The Golden Age of Naps is behind us. The great nappers of the past are gone. There will never be another president who can nap like Calvin Coolidge (apologies to Ronald Regan). There will never be another man so great he saved Western Civilization, yet managed to get his naps. I'm speaking here, of course, of Sir Winston Churchill.
Churchill was a practitioner of what I call the full emersion method. That is stripped down to the buff, back in bed under the covers, to sleep until when you wake up, it seems like a new fresh day. Nothing else is quite as refreshing. Naps in chairs just won't do.
And there is the problem. The field is crowded with amateurs. Folks unwilling or incapable of a full commitment to the craft. Nodding off in front of the television, in a chair with a book for a few minutes, or at the beach while boiling in the sun is not real napping.
Of course, multi-tasking is to blame. People are in the habit having too much to do; they keep busy and feel they simply can't afford the time to rest up and start again, clear-headed. You can't nap while doing anything else effectively. This alone proves just how hard getting a good nap is. It requires singular commitment and concentration.
It was my daughter who introduced me to napping. As an infant, she regularly ran out of steam around 1 p.m. and needed a nice lay down for a couple of hours. At first, I tried to use this break to do housework, but that invariably woke her up early with disruptive consequences for the remainder of the day. So, I succumbed to her excellent example and went back to bed myself.

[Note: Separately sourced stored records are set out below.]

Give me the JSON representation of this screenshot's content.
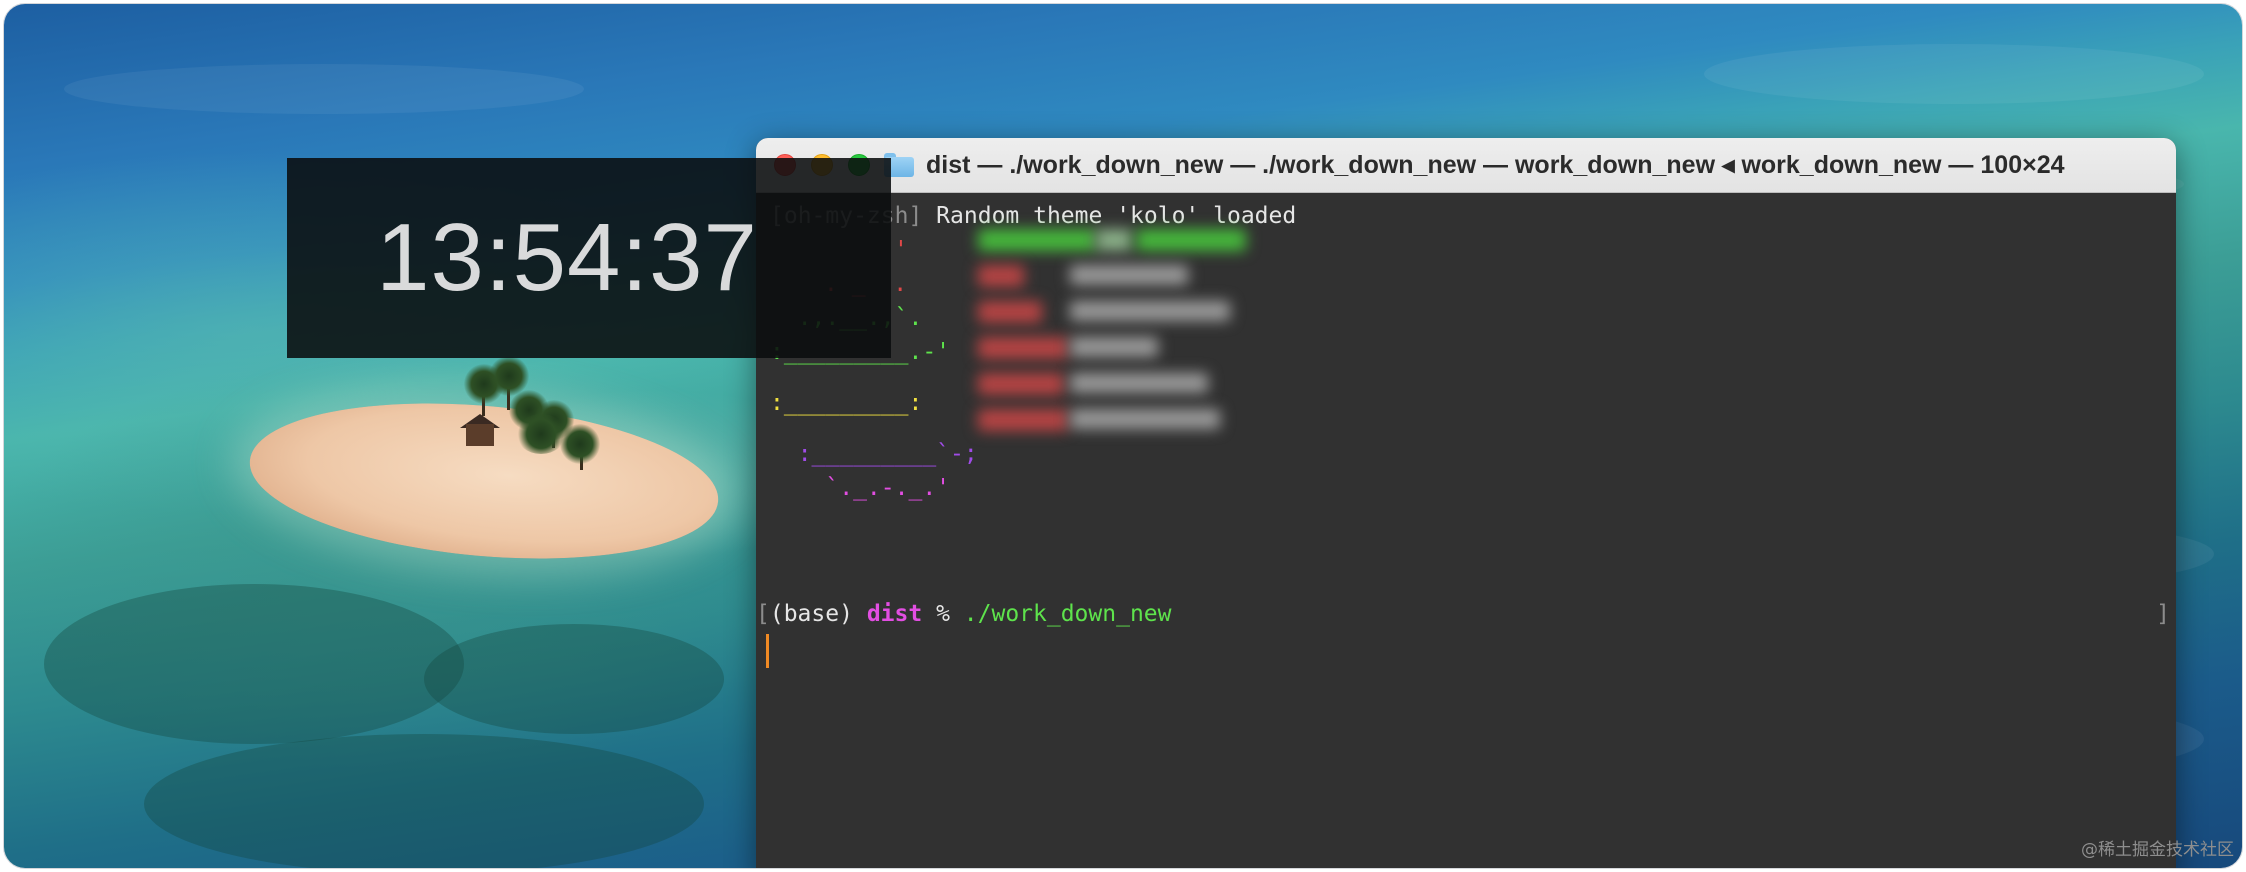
{
  "clock": {
    "time": "13:54:37"
  },
  "terminal": {
    "title": "dist — ./work_down_new — ./work_down_new — work_down_new ◂ work_down_new — 100×24",
    "folder_icon": "folder-icon",
    "theme_line": {
      "prefix": "[oh-my-zsh]",
      "message": " Random theme 'kolo' loaded"
    },
    "prompt": {
      "env": "(base)",
      "dir": "dist",
      "symbol": "%",
      "command": "./work_down_new"
    }
  },
  "colors": {
    "terminal_bg": "#313131",
    "prompt_dir": "#e24ee2",
    "command": "#5ee34c",
    "cursor": "#f08a24"
  },
  "watermark": "@稀土掘金技术社区"
}
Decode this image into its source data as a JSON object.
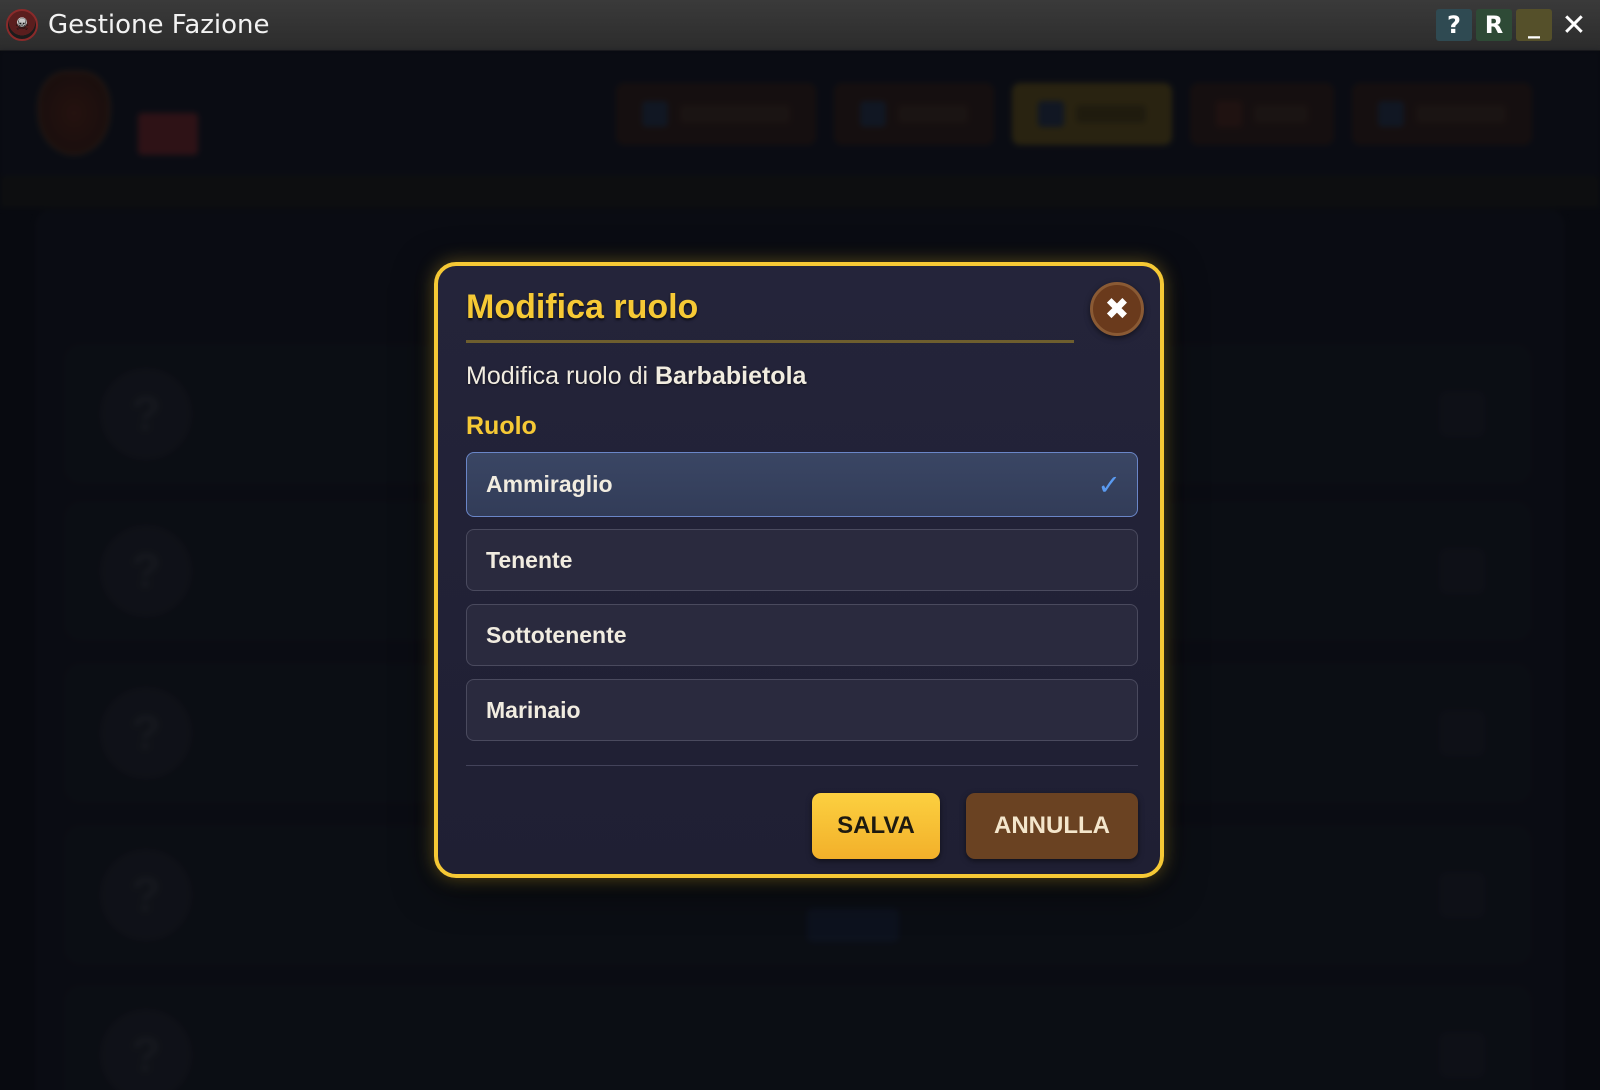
{
  "window": {
    "title": "Gestione Fazione",
    "controls": {
      "help": "?",
      "reset": "R",
      "minimize": "_",
      "close": "✕"
    }
  },
  "modal": {
    "title": "Modifica ruolo",
    "close_glyph": "✖",
    "subtitle_prefix": "Modifica ruolo di",
    "member_name": "Barbabietola",
    "field_label": "Ruolo",
    "roles": [
      {
        "label": "Ammiraglio",
        "selected": true
      },
      {
        "label": "Tenente",
        "selected": false
      },
      {
        "label": "Sottotenente",
        "selected": false
      },
      {
        "label": "Marinaio",
        "selected": false
      }
    ],
    "selected_check": "✓",
    "save_label": "SALVA",
    "cancel_label": "ANNULLA"
  },
  "colors": {
    "accent_gold": "#f6c935",
    "modal_bg": "#22223a",
    "selected_border": "#6a86c8",
    "check_blue": "#5a9af0",
    "cancel_brown": "#6a4222"
  }
}
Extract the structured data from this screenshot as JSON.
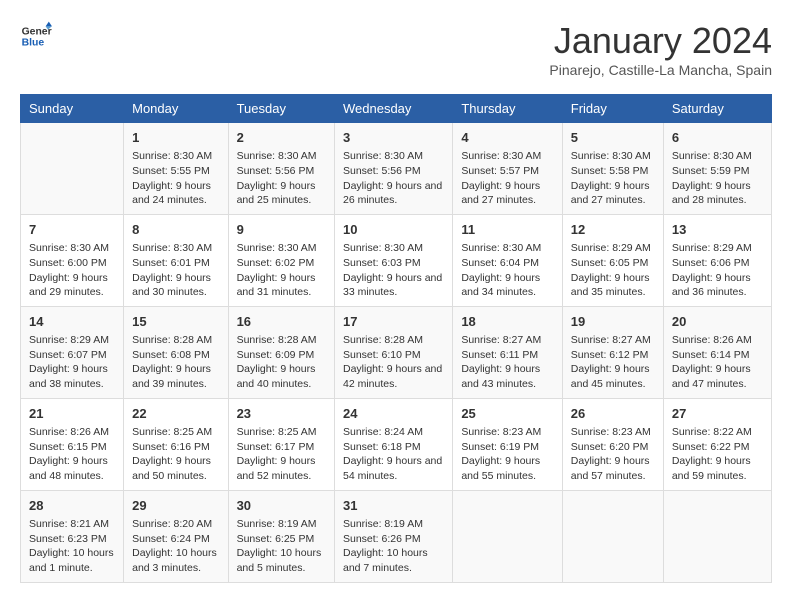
{
  "logo": {
    "line1": "General",
    "line2": "Blue"
  },
  "title": "January 2024",
  "subtitle": "Pinarejo, Castille-La Mancha, Spain",
  "days_of_week": [
    "Sunday",
    "Monday",
    "Tuesday",
    "Wednesday",
    "Thursday",
    "Friday",
    "Saturday"
  ],
  "weeks": [
    [
      {
        "num": "",
        "sunrise": "",
        "sunset": "",
        "daylight": ""
      },
      {
        "num": "1",
        "sunrise": "Sunrise: 8:30 AM",
        "sunset": "Sunset: 5:55 PM",
        "daylight": "Daylight: 9 hours and 24 minutes."
      },
      {
        "num": "2",
        "sunrise": "Sunrise: 8:30 AM",
        "sunset": "Sunset: 5:56 PM",
        "daylight": "Daylight: 9 hours and 25 minutes."
      },
      {
        "num": "3",
        "sunrise": "Sunrise: 8:30 AM",
        "sunset": "Sunset: 5:56 PM",
        "daylight": "Daylight: 9 hours and 26 minutes."
      },
      {
        "num": "4",
        "sunrise": "Sunrise: 8:30 AM",
        "sunset": "Sunset: 5:57 PM",
        "daylight": "Daylight: 9 hours and 27 minutes."
      },
      {
        "num": "5",
        "sunrise": "Sunrise: 8:30 AM",
        "sunset": "Sunset: 5:58 PM",
        "daylight": "Daylight: 9 hours and 27 minutes."
      },
      {
        "num": "6",
        "sunrise": "Sunrise: 8:30 AM",
        "sunset": "Sunset: 5:59 PM",
        "daylight": "Daylight: 9 hours and 28 minutes."
      }
    ],
    [
      {
        "num": "7",
        "sunrise": "Sunrise: 8:30 AM",
        "sunset": "Sunset: 6:00 PM",
        "daylight": "Daylight: 9 hours and 29 minutes."
      },
      {
        "num": "8",
        "sunrise": "Sunrise: 8:30 AM",
        "sunset": "Sunset: 6:01 PM",
        "daylight": "Daylight: 9 hours and 30 minutes."
      },
      {
        "num": "9",
        "sunrise": "Sunrise: 8:30 AM",
        "sunset": "Sunset: 6:02 PM",
        "daylight": "Daylight: 9 hours and 31 minutes."
      },
      {
        "num": "10",
        "sunrise": "Sunrise: 8:30 AM",
        "sunset": "Sunset: 6:03 PM",
        "daylight": "Daylight: 9 hours and 33 minutes."
      },
      {
        "num": "11",
        "sunrise": "Sunrise: 8:30 AM",
        "sunset": "Sunset: 6:04 PM",
        "daylight": "Daylight: 9 hours and 34 minutes."
      },
      {
        "num": "12",
        "sunrise": "Sunrise: 8:29 AM",
        "sunset": "Sunset: 6:05 PM",
        "daylight": "Daylight: 9 hours and 35 minutes."
      },
      {
        "num": "13",
        "sunrise": "Sunrise: 8:29 AM",
        "sunset": "Sunset: 6:06 PM",
        "daylight": "Daylight: 9 hours and 36 minutes."
      }
    ],
    [
      {
        "num": "14",
        "sunrise": "Sunrise: 8:29 AM",
        "sunset": "Sunset: 6:07 PM",
        "daylight": "Daylight: 9 hours and 38 minutes."
      },
      {
        "num": "15",
        "sunrise": "Sunrise: 8:28 AM",
        "sunset": "Sunset: 6:08 PM",
        "daylight": "Daylight: 9 hours and 39 minutes."
      },
      {
        "num": "16",
        "sunrise": "Sunrise: 8:28 AM",
        "sunset": "Sunset: 6:09 PM",
        "daylight": "Daylight: 9 hours and 40 minutes."
      },
      {
        "num": "17",
        "sunrise": "Sunrise: 8:28 AM",
        "sunset": "Sunset: 6:10 PM",
        "daylight": "Daylight: 9 hours and 42 minutes."
      },
      {
        "num": "18",
        "sunrise": "Sunrise: 8:27 AM",
        "sunset": "Sunset: 6:11 PM",
        "daylight": "Daylight: 9 hours and 43 minutes."
      },
      {
        "num": "19",
        "sunrise": "Sunrise: 8:27 AM",
        "sunset": "Sunset: 6:12 PM",
        "daylight": "Daylight: 9 hours and 45 minutes."
      },
      {
        "num": "20",
        "sunrise": "Sunrise: 8:26 AM",
        "sunset": "Sunset: 6:14 PM",
        "daylight": "Daylight: 9 hours and 47 minutes."
      }
    ],
    [
      {
        "num": "21",
        "sunrise": "Sunrise: 8:26 AM",
        "sunset": "Sunset: 6:15 PM",
        "daylight": "Daylight: 9 hours and 48 minutes."
      },
      {
        "num": "22",
        "sunrise": "Sunrise: 8:25 AM",
        "sunset": "Sunset: 6:16 PM",
        "daylight": "Daylight: 9 hours and 50 minutes."
      },
      {
        "num": "23",
        "sunrise": "Sunrise: 8:25 AM",
        "sunset": "Sunset: 6:17 PM",
        "daylight": "Daylight: 9 hours and 52 minutes."
      },
      {
        "num": "24",
        "sunrise": "Sunrise: 8:24 AM",
        "sunset": "Sunset: 6:18 PM",
        "daylight": "Daylight: 9 hours and 54 minutes."
      },
      {
        "num": "25",
        "sunrise": "Sunrise: 8:23 AM",
        "sunset": "Sunset: 6:19 PM",
        "daylight": "Daylight: 9 hours and 55 minutes."
      },
      {
        "num": "26",
        "sunrise": "Sunrise: 8:23 AM",
        "sunset": "Sunset: 6:20 PM",
        "daylight": "Daylight: 9 hours and 57 minutes."
      },
      {
        "num": "27",
        "sunrise": "Sunrise: 8:22 AM",
        "sunset": "Sunset: 6:22 PM",
        "daylight": "Daylight: 9 hours and 59 minutes."
      }
    ],
    [
      {
        "num": "28",
        "sunrise": "Sunrise: 8:21 AM",
        "sunset": "Sunset: 6:23 PM",
        "daylight": "Daylight: 10 hours and 1 minute."
      },
      {
        "num": "29",
        "sunrise": "Sunrise: 8:20 AM",
        "sunset": "Sunset: 6:24 PM",
        "daylight": "Daylight: 10 hours and 3 minutes."
      },
      {
        "num": "30",
        "sunrise": "Sunrise: 8:19 AM",
        "sunset": "Sunset: 6:25 PM",
        "daylight": "Daylight: 10 hours and 5 minutes."
      },
      {
        "num": "31",
        "sunrise": "Sunrise: 8:19 AM",
        "sunset": "Sunset: 6:26 PM",
        "daylight": "Daylight: 10 hours and 7 minutes."
      },
      {
        "num": "",
        "sunrise": "",
        "sunset": "",
        "daylight": ""
      },
      {
        "num": "",
        "sunrise": "",
        "sunset": "",
        "daylight": ""
      },
      {
        "num": "",
        "sunrise": "",
        "sunset": "",
        "daylight": ""
      }
    ]
  ]
}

Now she is an adult, gone away and living a life of her own without time for naps. I continue to run out of steam at about the same hour, but because of work, it is only on weekends and holidays I get to really nap. The rest of the time, I slog through as best I can.
When I do get to nap, it is done in the classic style. Back to bed and off for a deep sleep. The dog has learned to recognize the signs and is usually up in her sleeping chair, ready to join me for our ritual. Usually an hour is enough and I awaken punctually, without an alarm clock. If I oversleep an extra half hour, the dog is sure to wake me and get me going again. She gets up, too, and goes back downstairs to sleep on the coach or in front of the fireplace.
Something should also be said here about hammocks. It is hard to argue against a few hours in a hammock whether for reading, birdwatching, or napping. It is equally restorative and has the added benefit of counting as an outdoor activity.
Aging in Place, it doesn't happen by accident. Be sure to get your rest. Aging is a long journey.
— Scott Funk is Vermont's leading Aging in Place advocate, writing and speaking around the state on issues of concern to retirees and their families. He works as a Home Equity Conversion Mortgage reverse mortgage and HECM for Purchase specialist. You can access previous Aging in Place columns and Scott's blogs at scottfunk.org. His e-book is available on Amazon.
TALK TO US
If you'd like to leave a comment (or a tip or a question) about this story with the editors, please email us. We also welcome letters to the editor for publication; you can do that by filling out our letters form and submitting it to the newsroom.